### 4.3 What preconditions and complications are associated with the application of GLMdenoise?

The GLMdenoise technique is general (it requires only a design matrix and fMRI time-series) and fully automated (it requires no hand-tuning of parameters, although it can be customized if desired). Furthermore, because no physiological recordings nor additional fMRI data are required, the technique can be retrospectively applied to existing fMRI datasets. Despite these appealing features, it is important to recognize some caveats and limitations:

Since GLMdenoise relies on cross-validation of task-related BOLD signals, GLMdenoise is not applicable to resting-state fMRI.

GLMdenoise requires multiple fMRI runs, with presentation of each condition more than once. This is necessary because GLMdenoise involves cross-validation across runs. Conventional denoising techniques are recommended for experiments with only one repetition per condition.

Because GLMdenoise is fully data-driven, the nature of the noise removed is unclear without further analyses. Moreover, the amount of noise removed and its properties may vary across experiments and participants.

A central assumption of GLMdenoise is that the fMRI measurements (including both task-related signals and noise sources) are relatively stationary across runs. In other words, evoked BOLD signals should be replicable across runs and general trial distributions should be relatively balanced throughout the experiment.

The number of noise regressors in GLMdenoise is, by default, optimized with respect to all voxels exhibiting task-related signals. It is possible that specific brain regions might degrade in accuracy while the rest of the dataset improves. If one desires, one can restrict the optimization to specific voxels of interest. This and other customizations are implemented in the GLMdenoise toolbox.

Bearing in mind these caveats and limitations, we believe that the substantial improvements in the quality of MVPA results we have demonstrated make GLMdenoise a valuable analysis tool.

## 5. AUTHOR CONTRIBUTIONS

I.C. and K.K. conducted the experiments, analyzed the data, and wrote the paper. All authors discussed the results and edited the manuscript.

## 7. COMPETING INTERESTS

The authors confirm that there are no competing interests.

## 8. APPENDIX A. SUPPLEMENTARY DATA

Supplementary data associated with this article can be found, in the online version, at doi:XXX.

## 6. ACKNOWLEDGMENTS

We thank J. Winawer for helpful comments. This work was supported by an European Research Council (ERC) Starting Grant ERC-2017-StG 759432 (to I.C.), by an UK Medical Research Council Grant MC-A060-5PR60 and an ERC Starting Grant ERC-2010-StG 261352 (to N.K.), and by the McDonnell Center for Systems Neuroscience and Arts & Sciences at Washington University (to K.K.).

## Footnotes

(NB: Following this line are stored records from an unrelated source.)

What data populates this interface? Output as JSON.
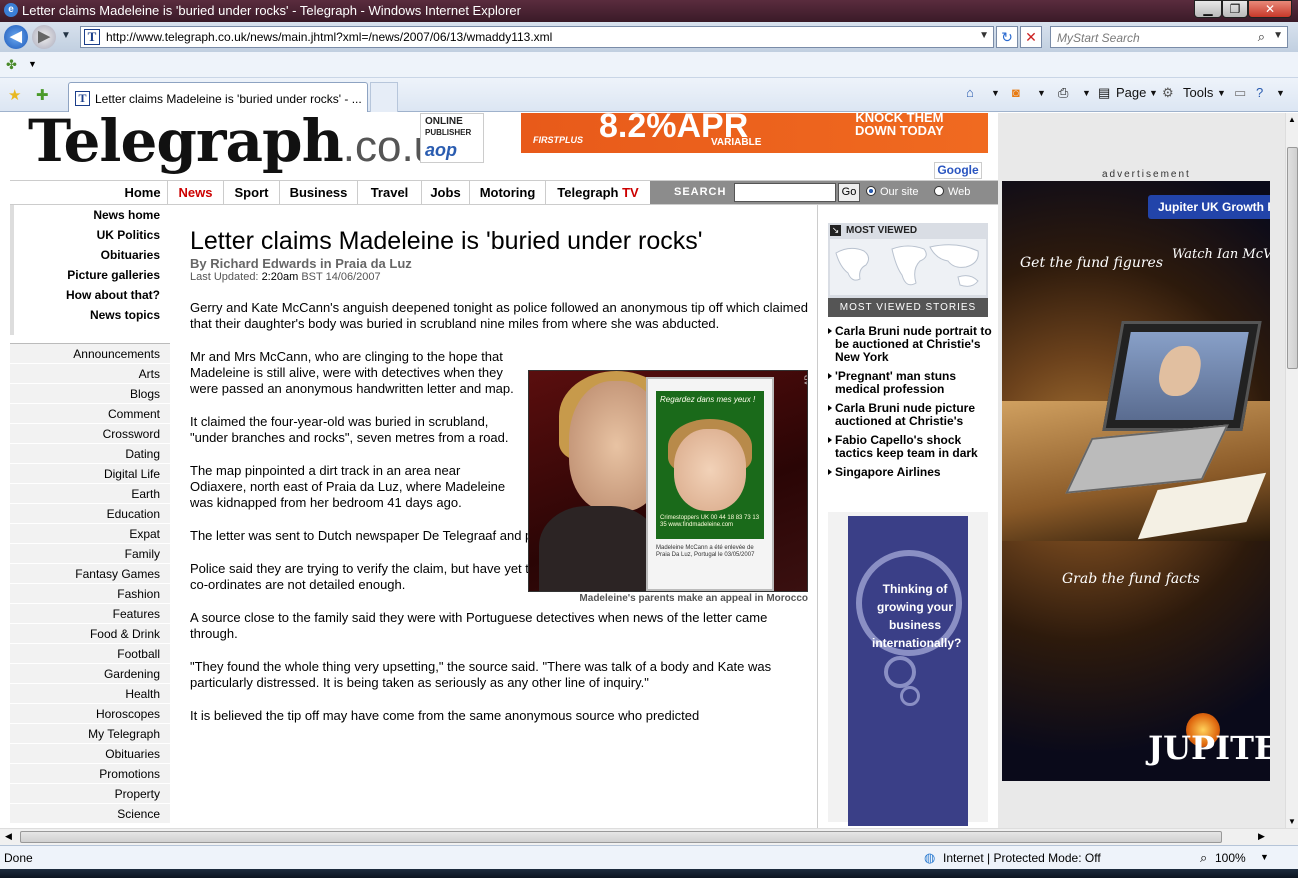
{
  "window": {
    "title": "Letter claims Madeleine is 'buried under rocks' - Telegraph - Windows Internet Explorer",
    "min": "▁",
    "max": "❐",
    "close": "✕"
  },
  "address_bar": {
    "url": "http://www.telegraph.co.uk/news/main.jhtml?xml=/news/2007/06/13/wmaddy113.xml",
    "search_placeholder": "MyStart Search",
    "back": "◀",
    "forward": "▶",
    "refresh": "↻",
    "stop": "✕"
  },
  "tab": {
    "label": "Letter claims Madeleine is 'buried under rocks' - ...",
    "favicon": "T"
  },
  "command_bar": {
    "page": "Page",
    "tools": "Tools"
  },
  "masthead": {
    "logo": "Telegraph",
    "logo_domain": ".co.uk",
    "publisher_line1": "ONLINE",
    "publisher_line2": "PUBLISHER",
    "publisher_logo": "aop",
    "banner_rate": "8.2%APR",
    "banner_variable": "VARIABLE",
    "banner_brand": "FIRSTPLUS",
    "banner_tagline_1": "KNOCK THEM",
    "banner_tagline_2": "DOWN TODAY",
    "google": "Google"
  },
  "topnav": {
    "items": [
      "Home",
      "News",
      "Sport",
      "Business",
      "Travel",
      "Jobs",
      "Motoring"
    ],
    "tv_label_1": "Telegraph",
    "tv_label_2": " TV",
    "search_label": "SEARCH",
    "go": "Go",
    "radio_site": "Our site",
    "radio_web": "Web"
  },
  "leftnav_primary": [
    "News home",
    "UK Politics",
    "Obituaries",
    "Picture galleries",
    "How about that?",
    "News topics"
  ],
  "leftnav_secondary": [
    "Announcements",
    "Arts",
    "Blogs",
    "Comment",
    "Crossword",
    "Dating",
    "Digital Life",
    "Earth",
    "Education",
    "Expat",
    "Family",
    "Fantasy Games",
    "Fashion",
    "Features",
    "Food & Drink",
    "Football",
    "Gardening",
    "Health",
    "Horoscopes",
    "My Telegraph",
    "Obituaries",
    "Promotions",
    "Property",
    "Science"
  ],
  "article": {
    "headline": "Letter claims Madeleine is 'buried under rocks'",
    "byline": "By Richard Edwards in Praia da Luz",
    "updated_label": "Last Updated: ",
    "updated_time": "2:20am",
    "updated_rest": " BST 14/06/2007",
    "paragraphs": [
      "Gerry and Kate McCann's anguish deepened tonight as police followed an anonymous tip off which claimed that their daughter's body was buried in scrubland nine miles from where she was abducted.",
      "Mr and Mrs McCann, who are clinging to the hope that Madeleine is still alive, were with detectives when they were passed an anonymous handwritten letter and map.",
      "It claimed the four-year-old was buried in scrubland, \"under branches and rocks\", seven metres from a road.",
      "The map pinpointed a dirt track in an area near Odiaxere, north east of Praia da Luz, where Madeleine was kidnapped from her bedroom 41 days ago.",
      "The letter was sent to Dutch newspaper De Telegraaf and passed on to the Portuguese police today.",
      "Police said they are trying to verify the claim, but have yet to start searching the area, amid concerns the co-ordinates are not detailed enough.",
      "A source close to the family said they were with Portuguese detectives when news of the letter came through.",
      "\"They found the whole thing very upsetting,\" the source said. \"There was talk of a body and Kate was particularly distressed. It is being taken as seriously as any other line of inquiry.\"",
      "It is believed the tip off may have come from the same anonymous source who predicted"
    ],
    "photo_credit": "AP",
    "poster_title": "Regardez dans mes yeux !",
    "poster_text": "Madeleine McCann a été enlevée de Praia Da Luz, Portugal le 03/05/2007",
    "poster_contact": "Crimestoppers UK 00 44 18 83 73 13 35 www.findmadeleine.com",
    "caption": "Madeleine's parents make an appeal in Morocco"
  },
  "most_viewed": {
    "title": "MOST VIEWED",
    "bar": "MOST VIEWED STORIES",
    "items": [
      "Carla Bruni nude portrait to be auctioned at Christie's New York",
      "'Pregnant' man stuns medical profession",
      "Carla Bruni nude picture auctioned at Christie's",
      "Fabio Capello's shock tactics keep team in dark",
      "Singapore Airlines"
    ],
    "ad_text": "Thinking of growing your business internationally?"
  },
  "advert": {
    "label": "advertisement",
    "tag": "Jupiter UK Growth F",
    "line1": "Get the fund figures",
    "line2": "Watch Ian McVeig",
    "line3": "Grab the fund facts",
    "logo": "JUPITE"
  },
  "status": {
    "text": "Done",
    "zone": "Internet | Protected Mode: Off",
    "zoom": "100%"
  }
}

^{1}Note that ‘noise’ is operationally defined as signal fluctuations that are not captured by the GLM design matrix, and so the noise regressors may include genuine, neurally-driven BOLD signals that are not of interest to the experimenter.